▸ **Material for the task**
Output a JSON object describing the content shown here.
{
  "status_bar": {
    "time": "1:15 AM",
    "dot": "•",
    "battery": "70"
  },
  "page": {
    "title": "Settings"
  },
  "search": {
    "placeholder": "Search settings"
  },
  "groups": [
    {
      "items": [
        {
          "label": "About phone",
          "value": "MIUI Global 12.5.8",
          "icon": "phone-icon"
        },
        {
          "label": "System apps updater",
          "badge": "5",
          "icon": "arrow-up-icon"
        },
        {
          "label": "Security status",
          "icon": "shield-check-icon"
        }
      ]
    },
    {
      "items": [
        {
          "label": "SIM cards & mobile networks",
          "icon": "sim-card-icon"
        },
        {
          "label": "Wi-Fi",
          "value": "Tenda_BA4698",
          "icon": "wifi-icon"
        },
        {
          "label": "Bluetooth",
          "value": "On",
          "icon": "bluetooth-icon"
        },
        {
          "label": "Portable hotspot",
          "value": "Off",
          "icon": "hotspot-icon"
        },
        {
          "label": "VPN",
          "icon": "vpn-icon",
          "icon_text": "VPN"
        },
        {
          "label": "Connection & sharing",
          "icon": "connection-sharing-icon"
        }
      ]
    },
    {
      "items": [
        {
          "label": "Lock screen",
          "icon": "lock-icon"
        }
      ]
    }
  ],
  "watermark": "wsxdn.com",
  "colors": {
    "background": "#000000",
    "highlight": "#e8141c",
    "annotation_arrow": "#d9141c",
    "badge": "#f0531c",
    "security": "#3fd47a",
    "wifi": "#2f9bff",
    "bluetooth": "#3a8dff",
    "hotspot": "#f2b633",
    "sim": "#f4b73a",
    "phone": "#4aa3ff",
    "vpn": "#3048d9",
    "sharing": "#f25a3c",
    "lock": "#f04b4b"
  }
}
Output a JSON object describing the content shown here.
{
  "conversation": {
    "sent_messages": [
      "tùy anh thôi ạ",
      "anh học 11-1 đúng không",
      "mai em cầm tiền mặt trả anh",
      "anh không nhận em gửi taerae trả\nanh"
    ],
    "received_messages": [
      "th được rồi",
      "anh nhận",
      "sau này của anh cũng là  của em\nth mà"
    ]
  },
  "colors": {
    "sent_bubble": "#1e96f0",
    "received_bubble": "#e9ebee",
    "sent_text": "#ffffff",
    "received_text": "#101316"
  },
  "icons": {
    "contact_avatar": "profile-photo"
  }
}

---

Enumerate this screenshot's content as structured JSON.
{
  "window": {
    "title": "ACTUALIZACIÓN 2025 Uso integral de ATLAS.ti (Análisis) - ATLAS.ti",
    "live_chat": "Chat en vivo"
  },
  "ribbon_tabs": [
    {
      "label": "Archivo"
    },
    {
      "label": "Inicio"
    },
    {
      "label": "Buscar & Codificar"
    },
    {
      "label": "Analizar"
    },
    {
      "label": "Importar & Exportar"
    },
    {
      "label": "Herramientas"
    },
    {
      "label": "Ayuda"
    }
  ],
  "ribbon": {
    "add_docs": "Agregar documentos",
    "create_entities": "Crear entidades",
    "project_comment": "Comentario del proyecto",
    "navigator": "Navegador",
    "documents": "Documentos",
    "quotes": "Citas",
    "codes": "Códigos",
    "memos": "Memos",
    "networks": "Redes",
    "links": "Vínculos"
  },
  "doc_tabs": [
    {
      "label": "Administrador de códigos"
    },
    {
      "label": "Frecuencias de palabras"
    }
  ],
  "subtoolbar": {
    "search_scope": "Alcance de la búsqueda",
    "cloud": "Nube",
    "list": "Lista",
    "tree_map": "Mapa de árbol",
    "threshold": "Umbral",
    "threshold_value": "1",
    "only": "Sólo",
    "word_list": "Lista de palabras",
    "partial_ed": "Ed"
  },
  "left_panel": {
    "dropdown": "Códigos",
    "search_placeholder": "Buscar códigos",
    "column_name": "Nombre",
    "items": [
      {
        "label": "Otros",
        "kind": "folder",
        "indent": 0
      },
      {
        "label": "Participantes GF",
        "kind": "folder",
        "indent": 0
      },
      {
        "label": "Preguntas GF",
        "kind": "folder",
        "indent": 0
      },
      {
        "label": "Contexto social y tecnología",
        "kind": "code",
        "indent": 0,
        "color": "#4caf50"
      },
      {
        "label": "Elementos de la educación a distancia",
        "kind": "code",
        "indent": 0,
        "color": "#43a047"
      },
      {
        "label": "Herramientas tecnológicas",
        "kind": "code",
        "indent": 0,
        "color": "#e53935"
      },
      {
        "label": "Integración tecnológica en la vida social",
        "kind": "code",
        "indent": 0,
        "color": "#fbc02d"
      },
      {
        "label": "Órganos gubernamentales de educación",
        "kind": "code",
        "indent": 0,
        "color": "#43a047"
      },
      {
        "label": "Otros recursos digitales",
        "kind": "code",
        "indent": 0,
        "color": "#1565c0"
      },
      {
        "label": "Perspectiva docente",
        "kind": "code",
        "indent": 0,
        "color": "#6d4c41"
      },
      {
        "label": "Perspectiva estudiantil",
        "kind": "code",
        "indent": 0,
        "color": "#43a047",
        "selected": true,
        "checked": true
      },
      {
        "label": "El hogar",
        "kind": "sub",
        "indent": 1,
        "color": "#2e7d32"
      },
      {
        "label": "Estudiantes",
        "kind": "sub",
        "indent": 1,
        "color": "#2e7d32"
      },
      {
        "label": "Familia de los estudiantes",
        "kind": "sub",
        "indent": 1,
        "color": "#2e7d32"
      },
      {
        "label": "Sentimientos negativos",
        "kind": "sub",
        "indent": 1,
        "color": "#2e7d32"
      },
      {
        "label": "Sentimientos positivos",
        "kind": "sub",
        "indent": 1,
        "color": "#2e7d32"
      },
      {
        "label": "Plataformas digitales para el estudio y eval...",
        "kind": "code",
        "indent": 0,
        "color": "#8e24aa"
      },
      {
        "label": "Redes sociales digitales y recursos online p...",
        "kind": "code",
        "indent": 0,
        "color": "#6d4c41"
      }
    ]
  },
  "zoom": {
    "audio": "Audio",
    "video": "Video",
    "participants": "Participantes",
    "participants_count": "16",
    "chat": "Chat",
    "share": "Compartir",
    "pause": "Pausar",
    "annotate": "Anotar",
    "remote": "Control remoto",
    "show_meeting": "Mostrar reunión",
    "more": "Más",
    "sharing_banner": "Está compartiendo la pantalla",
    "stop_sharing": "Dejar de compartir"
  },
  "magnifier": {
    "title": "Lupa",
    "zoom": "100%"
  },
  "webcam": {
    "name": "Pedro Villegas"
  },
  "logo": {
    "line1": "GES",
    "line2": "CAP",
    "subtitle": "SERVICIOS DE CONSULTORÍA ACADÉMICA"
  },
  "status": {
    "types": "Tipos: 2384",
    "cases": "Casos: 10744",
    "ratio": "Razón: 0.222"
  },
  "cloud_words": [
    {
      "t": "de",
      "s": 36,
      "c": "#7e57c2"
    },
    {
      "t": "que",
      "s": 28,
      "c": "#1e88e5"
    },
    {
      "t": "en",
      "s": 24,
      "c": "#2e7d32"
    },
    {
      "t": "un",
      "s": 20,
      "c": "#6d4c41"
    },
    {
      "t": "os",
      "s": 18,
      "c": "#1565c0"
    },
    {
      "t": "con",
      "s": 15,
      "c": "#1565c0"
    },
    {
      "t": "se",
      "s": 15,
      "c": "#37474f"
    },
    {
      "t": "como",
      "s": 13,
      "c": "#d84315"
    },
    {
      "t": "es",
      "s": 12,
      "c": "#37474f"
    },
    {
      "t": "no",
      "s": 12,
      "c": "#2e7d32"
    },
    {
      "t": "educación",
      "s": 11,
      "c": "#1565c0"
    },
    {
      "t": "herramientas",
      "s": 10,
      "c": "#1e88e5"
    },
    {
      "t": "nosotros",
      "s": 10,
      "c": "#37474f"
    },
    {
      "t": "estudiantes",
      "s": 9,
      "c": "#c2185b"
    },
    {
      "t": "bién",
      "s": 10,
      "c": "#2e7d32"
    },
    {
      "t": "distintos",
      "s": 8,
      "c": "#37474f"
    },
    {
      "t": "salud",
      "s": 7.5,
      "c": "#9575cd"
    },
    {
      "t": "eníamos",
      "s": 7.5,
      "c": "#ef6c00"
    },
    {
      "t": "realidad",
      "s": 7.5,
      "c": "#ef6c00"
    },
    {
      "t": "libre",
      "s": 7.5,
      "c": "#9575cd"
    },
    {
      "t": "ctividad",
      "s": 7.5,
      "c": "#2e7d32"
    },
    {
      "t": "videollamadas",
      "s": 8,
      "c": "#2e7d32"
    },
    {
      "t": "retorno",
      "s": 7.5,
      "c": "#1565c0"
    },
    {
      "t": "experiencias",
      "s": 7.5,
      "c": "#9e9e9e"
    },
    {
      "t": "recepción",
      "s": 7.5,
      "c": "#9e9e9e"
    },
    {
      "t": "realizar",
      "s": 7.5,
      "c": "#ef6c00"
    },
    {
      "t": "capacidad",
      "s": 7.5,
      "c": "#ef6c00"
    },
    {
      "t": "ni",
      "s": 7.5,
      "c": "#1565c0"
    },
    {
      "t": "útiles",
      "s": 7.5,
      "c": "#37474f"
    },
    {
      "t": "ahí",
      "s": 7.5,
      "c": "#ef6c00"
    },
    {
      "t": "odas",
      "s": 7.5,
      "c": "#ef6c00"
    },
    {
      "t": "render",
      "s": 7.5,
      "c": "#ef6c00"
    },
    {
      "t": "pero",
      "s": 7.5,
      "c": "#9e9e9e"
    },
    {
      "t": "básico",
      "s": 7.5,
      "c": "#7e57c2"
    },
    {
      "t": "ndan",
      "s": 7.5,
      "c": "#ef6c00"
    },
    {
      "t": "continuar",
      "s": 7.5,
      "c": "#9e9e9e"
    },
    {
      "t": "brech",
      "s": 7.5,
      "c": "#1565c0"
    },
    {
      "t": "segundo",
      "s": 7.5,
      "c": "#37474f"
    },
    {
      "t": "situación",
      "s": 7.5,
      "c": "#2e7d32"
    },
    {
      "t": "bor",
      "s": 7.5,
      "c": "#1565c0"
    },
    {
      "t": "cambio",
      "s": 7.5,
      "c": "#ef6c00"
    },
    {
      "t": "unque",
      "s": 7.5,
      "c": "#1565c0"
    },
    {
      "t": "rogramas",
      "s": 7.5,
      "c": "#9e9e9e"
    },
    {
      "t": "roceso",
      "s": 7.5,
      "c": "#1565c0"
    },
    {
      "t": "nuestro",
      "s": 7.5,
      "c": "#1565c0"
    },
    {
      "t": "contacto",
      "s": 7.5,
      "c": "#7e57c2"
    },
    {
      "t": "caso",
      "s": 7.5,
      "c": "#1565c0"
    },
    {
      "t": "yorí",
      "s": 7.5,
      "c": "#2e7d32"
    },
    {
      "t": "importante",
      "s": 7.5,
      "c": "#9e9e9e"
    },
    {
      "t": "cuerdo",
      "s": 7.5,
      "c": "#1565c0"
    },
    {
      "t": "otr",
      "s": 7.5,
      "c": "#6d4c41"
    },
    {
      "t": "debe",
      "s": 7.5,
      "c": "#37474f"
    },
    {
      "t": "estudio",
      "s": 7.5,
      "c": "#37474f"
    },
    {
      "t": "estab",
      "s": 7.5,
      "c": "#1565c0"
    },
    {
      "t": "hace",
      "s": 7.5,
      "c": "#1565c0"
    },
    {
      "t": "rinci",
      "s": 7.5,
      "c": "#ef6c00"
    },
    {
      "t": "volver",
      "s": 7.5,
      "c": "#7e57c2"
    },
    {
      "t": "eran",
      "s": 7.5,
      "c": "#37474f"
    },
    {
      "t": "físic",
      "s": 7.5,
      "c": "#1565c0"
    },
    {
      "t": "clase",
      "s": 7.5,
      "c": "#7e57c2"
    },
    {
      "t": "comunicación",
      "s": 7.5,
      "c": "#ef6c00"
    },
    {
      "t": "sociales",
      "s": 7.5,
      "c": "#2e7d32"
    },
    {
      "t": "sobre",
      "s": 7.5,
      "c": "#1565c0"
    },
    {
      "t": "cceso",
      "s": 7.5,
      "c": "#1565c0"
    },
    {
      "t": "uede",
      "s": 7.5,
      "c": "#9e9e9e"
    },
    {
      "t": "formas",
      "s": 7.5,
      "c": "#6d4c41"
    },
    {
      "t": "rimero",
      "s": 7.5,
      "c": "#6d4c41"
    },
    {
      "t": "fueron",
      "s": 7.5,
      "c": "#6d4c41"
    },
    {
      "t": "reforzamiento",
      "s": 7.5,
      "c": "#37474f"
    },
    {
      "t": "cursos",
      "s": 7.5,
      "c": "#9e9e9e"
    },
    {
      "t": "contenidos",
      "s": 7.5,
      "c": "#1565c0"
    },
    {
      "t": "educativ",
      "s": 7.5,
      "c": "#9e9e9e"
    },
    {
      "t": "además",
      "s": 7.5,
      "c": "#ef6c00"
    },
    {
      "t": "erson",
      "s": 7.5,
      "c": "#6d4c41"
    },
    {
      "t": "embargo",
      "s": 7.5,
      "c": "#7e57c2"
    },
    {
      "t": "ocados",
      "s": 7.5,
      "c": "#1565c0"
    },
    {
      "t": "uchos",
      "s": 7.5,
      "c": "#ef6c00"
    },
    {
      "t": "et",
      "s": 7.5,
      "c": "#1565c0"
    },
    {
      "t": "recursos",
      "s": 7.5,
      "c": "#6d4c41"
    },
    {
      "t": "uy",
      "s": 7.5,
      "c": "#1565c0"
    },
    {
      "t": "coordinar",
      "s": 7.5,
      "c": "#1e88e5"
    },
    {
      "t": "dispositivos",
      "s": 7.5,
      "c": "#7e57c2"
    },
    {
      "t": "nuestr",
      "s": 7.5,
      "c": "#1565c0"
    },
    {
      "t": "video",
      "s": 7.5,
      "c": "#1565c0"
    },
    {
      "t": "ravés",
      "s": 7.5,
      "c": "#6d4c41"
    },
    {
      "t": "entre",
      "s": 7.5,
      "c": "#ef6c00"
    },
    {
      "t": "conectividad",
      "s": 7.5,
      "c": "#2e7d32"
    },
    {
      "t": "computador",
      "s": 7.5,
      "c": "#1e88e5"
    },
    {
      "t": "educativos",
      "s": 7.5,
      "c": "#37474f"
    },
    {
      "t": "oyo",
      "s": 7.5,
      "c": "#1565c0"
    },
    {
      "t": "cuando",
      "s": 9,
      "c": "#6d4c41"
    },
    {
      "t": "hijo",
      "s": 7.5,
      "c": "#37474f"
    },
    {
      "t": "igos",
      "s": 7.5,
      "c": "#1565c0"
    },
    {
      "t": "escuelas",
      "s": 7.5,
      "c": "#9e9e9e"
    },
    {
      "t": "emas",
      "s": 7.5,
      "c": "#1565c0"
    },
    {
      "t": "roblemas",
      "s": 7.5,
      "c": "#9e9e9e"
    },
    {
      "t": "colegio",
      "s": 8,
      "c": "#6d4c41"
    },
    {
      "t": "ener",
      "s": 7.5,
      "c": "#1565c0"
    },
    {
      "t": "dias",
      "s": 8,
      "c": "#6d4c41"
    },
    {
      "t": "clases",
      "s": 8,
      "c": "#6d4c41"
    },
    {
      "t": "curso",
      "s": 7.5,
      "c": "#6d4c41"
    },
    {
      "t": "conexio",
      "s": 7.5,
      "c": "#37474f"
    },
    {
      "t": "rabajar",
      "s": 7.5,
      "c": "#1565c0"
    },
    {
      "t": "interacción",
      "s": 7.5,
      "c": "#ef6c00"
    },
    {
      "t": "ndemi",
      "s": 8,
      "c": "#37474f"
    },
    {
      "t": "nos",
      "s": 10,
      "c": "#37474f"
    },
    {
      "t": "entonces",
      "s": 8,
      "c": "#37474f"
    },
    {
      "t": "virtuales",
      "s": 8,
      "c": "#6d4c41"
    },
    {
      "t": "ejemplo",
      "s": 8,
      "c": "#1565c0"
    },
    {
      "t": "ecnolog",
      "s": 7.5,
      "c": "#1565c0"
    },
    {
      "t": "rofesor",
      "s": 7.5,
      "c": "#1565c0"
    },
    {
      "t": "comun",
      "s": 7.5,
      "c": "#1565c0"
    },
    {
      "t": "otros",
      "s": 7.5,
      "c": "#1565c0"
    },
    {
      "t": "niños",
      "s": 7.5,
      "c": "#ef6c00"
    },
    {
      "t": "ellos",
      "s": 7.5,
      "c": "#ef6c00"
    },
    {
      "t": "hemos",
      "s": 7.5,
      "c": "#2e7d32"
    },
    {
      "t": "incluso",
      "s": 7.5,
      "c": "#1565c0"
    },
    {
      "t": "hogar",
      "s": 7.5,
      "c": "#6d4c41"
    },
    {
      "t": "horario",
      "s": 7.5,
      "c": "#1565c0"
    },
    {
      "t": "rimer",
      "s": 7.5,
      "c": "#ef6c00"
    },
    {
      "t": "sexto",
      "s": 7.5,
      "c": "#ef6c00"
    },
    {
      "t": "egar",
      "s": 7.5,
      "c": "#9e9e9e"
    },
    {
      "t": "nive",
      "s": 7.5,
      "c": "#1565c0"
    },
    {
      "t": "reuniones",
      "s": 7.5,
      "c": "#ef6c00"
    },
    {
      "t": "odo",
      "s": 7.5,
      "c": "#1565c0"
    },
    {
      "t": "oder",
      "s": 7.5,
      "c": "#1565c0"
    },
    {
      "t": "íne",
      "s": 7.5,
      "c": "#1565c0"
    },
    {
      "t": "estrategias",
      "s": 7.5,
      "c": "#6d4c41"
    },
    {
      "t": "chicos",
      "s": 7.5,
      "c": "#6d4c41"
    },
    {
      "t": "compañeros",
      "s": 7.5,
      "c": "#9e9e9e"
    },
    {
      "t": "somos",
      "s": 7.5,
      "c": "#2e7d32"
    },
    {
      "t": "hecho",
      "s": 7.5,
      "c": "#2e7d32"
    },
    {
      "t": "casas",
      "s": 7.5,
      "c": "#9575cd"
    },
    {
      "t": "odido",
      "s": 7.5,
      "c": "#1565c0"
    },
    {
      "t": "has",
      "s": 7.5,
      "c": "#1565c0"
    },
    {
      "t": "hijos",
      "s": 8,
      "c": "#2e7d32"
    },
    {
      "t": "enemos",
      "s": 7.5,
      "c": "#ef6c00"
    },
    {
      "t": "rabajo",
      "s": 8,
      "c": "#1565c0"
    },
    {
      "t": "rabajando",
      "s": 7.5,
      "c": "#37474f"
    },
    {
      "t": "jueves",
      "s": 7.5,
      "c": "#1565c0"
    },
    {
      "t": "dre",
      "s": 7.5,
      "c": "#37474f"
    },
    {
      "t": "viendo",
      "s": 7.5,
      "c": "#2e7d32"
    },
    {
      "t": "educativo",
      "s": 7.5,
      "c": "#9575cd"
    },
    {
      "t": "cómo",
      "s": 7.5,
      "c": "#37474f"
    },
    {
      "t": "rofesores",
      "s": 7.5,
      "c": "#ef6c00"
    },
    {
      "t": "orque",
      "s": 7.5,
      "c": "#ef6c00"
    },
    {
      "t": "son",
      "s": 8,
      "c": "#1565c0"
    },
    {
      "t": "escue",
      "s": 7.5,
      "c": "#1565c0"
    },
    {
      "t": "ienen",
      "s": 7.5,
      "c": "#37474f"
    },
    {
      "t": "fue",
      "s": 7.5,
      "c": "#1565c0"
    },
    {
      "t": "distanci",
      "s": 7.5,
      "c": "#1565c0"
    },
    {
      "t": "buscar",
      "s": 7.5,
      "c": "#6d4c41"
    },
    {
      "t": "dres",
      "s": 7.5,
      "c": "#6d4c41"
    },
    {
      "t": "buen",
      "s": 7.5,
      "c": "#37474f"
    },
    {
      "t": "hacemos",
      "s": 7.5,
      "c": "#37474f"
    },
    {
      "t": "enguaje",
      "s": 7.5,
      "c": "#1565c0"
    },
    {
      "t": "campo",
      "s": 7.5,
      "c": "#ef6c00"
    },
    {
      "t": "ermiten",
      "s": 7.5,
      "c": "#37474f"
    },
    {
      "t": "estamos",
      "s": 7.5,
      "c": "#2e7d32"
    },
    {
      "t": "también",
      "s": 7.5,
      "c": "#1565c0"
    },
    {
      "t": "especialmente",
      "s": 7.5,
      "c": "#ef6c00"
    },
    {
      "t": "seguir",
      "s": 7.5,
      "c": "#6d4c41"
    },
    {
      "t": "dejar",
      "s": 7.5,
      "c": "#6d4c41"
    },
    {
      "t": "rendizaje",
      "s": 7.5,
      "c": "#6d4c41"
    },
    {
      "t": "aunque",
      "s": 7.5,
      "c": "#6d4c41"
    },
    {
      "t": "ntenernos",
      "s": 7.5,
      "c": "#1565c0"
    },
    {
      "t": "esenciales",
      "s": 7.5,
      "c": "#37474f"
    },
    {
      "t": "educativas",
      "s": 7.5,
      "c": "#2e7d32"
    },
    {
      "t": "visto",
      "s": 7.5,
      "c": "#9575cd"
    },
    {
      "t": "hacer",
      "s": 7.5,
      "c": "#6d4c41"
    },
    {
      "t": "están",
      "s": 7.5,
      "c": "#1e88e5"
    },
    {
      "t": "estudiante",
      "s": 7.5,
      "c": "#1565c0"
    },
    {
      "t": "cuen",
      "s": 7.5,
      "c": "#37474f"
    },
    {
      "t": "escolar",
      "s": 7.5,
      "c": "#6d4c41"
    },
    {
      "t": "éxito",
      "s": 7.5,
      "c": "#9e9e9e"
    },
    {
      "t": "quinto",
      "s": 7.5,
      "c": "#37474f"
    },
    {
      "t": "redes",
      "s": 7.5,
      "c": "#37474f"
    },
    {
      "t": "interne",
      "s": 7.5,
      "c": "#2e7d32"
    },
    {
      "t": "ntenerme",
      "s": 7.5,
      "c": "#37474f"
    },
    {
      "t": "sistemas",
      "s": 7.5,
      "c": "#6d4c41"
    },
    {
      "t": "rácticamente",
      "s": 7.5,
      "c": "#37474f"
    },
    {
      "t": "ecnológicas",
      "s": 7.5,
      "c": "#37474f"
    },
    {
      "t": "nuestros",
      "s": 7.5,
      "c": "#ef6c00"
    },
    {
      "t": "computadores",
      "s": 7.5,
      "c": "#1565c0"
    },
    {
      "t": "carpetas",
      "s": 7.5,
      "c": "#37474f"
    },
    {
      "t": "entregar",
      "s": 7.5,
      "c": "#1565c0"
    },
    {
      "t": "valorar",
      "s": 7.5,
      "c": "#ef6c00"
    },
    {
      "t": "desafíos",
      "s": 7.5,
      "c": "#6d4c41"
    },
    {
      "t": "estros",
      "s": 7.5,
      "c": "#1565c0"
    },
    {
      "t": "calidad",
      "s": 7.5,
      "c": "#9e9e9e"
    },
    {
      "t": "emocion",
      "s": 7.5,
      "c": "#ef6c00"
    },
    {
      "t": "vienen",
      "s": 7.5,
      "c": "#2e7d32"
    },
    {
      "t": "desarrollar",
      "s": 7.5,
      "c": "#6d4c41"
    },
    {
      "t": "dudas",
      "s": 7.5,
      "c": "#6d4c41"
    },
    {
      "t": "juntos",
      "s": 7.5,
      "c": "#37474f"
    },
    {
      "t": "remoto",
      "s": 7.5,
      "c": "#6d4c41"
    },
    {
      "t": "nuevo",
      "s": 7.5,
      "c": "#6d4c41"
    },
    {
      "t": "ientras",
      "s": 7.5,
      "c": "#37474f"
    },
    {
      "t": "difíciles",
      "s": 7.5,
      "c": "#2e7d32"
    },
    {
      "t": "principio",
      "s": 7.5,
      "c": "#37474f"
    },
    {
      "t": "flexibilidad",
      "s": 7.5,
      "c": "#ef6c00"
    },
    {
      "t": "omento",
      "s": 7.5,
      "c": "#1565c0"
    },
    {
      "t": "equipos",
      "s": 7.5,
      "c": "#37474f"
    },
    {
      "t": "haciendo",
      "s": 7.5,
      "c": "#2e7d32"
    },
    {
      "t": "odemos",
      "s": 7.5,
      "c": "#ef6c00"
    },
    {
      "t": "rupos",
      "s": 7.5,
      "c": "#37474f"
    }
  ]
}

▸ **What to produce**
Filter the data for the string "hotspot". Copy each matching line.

▸ **Solved problem**
          "label": "Portable hotspot",
          "icon": "hotspot-icon"
    "hotspot": "#f2b633",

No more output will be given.